TASK = The answer must be every line from the listing that holds the string "link".

---+---

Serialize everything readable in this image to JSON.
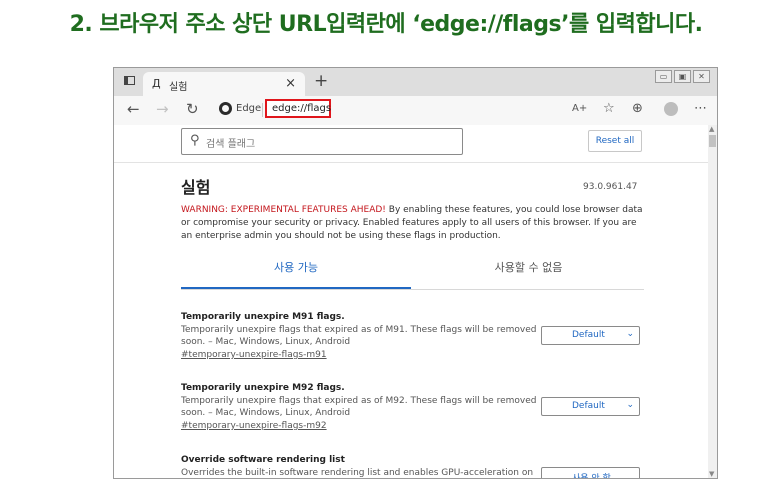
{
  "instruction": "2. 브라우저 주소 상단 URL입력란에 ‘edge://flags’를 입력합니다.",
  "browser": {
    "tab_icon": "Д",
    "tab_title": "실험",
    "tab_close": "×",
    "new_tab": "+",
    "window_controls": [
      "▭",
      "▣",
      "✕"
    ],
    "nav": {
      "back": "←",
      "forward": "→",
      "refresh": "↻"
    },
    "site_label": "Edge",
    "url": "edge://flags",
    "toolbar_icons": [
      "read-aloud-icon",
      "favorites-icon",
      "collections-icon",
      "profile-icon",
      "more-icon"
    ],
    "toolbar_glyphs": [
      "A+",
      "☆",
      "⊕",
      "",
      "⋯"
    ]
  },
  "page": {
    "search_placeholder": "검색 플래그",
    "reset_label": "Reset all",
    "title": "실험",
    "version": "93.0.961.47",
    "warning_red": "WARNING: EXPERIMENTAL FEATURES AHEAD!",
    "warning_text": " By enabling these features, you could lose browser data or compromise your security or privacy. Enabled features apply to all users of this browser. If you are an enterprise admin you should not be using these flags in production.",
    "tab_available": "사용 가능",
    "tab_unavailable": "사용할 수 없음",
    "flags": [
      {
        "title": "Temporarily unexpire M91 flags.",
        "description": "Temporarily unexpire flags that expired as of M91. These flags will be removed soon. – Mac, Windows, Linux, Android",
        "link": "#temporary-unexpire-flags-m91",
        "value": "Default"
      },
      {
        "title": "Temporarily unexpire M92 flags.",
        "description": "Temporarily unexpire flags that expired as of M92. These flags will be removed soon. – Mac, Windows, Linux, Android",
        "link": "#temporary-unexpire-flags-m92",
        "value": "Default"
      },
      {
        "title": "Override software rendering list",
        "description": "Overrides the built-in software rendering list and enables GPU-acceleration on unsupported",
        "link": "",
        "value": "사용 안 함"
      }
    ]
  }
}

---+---

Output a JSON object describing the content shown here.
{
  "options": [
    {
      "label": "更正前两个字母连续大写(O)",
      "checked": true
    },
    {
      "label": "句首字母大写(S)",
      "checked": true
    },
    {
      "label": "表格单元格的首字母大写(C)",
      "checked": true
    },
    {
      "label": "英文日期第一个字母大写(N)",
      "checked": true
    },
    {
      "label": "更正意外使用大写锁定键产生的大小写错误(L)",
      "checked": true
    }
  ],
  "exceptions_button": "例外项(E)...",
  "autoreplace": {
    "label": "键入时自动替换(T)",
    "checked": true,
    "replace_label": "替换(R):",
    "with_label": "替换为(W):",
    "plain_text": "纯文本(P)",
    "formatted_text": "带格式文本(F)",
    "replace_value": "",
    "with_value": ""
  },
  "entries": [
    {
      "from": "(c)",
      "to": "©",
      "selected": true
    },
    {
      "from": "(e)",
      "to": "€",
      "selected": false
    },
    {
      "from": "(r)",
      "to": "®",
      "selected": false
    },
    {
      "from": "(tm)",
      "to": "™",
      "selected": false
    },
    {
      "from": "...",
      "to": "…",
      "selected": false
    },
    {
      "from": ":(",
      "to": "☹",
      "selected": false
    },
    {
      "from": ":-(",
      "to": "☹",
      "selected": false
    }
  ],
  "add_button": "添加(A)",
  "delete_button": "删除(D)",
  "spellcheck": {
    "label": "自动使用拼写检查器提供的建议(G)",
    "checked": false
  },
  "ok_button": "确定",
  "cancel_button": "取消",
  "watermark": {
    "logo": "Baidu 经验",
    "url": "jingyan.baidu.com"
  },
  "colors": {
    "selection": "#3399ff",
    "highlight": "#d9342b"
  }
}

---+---

COMPLETED TASK =
        "link": "#temporary-unexpire-flags-m91",
        "link": "#temporary-unexpire-flags-m92",
        "link": "",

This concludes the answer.